**EXERCISE PROMPT**:
Every record, from the first line to the last, needs to be given again exactly.

**EXERCISE INPUTS**:
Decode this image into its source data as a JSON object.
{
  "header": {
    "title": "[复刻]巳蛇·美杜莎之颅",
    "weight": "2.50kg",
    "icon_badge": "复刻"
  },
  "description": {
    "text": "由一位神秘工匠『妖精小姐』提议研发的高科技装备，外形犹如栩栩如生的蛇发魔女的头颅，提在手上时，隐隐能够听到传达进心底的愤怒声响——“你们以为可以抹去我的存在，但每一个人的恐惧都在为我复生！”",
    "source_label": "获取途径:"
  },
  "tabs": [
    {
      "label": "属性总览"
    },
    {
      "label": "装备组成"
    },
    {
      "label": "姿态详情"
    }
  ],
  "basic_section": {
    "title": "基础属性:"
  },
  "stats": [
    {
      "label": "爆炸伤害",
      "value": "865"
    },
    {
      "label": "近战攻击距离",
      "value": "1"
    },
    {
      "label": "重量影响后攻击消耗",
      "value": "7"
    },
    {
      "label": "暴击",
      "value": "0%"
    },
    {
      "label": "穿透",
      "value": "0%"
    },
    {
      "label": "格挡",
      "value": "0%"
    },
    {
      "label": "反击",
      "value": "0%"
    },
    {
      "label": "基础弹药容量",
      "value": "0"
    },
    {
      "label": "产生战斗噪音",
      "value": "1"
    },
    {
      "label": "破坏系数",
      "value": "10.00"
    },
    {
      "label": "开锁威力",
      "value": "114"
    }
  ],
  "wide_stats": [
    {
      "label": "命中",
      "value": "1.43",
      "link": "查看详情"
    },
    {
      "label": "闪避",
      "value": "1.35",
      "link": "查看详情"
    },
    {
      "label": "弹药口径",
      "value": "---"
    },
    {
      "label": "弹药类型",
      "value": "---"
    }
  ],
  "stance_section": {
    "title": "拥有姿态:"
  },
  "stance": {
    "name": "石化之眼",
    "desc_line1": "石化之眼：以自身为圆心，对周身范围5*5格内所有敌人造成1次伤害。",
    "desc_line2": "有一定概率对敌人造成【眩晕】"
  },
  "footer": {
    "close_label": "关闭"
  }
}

**WRITTEN SOLUTION**:
Decode this image into its source data as a JSON object.
{
  "header": {
    "title": "[复刻]巳蛇·美杜莎之颅",
    "weight": "2.50kg",
    "icon_badge": "复刻"
  },
  "description": {
    "text": "由一位神秘工匠『妖精小姐』提议研发的高科技装备，外形犹如栩栩如生的蛇发魔女的头颅，提在手上时，隐隐能够听到传达进心底的愤怒声响——“你们以为可以抹去我的存在，但每一个人的恐惧都在为我复生！”",
    "source_label": "获取途径:"
  },
  "tabs": [
    {
      "label": "属性总览"
    },
    {
      "label": "装备组成"
    },
    {
      "label": "姿态详情"
    }
  ],
  "basic_section": {
    "title": "基础属性:"
  },
  "stats": [
    {
      "label": "爆炸伤害",
      "value": "865"
    },
    {
      "label": "近战攻击距离",
      "value": "1"
    },
    {
      "label": "重量影响后攻击消耗",
      "value": "7"
    },
    {
      "label": "暴击",
      "value": "0%"
    },
    {
      "label": "穿透",
      "value": "0%"
    },
    {
      "label": "格挡",
      "value": "0%"
    },
    {
      "label": "反击",
      "value": "0%"
    },
    {
      "label": "基础弹药容量",
      "value": "0"
    },
    {
      "label": "产生战斗噪音",
      "value": "1"
    },
    {
      "label": "破坏系数",
      "value": "10.00"
    },
    {
      "label": "开锁威力",
      "value": "114"
    }
  ],
  "wide_stats": [
    {
      "label": "命中",
      "value": "1.43",
      "link": "查看详情"
    },
    {
      "label": "闪避",
      "value": "1.35",
      "link": "查看详情"
    },
    {
      "label": "弹药口径",
      "value": "---"
    },
    {
      "label": "弹药类型",
      "value": "---"
    }
  ],
  "stance_section": {
    "title": "拥有姿态:"
  },
  "stance": {
    "name": "石化之眼",
    "desc_line1": "石化之眼：以自身为圆心，对周身范围5*5格内所有敌人造成1次伤害。",
    "desc_line2": "有一定概率对敌人造成【眩晕】"
  },
  "footer": {
    "close_label": "关闭"
  }
}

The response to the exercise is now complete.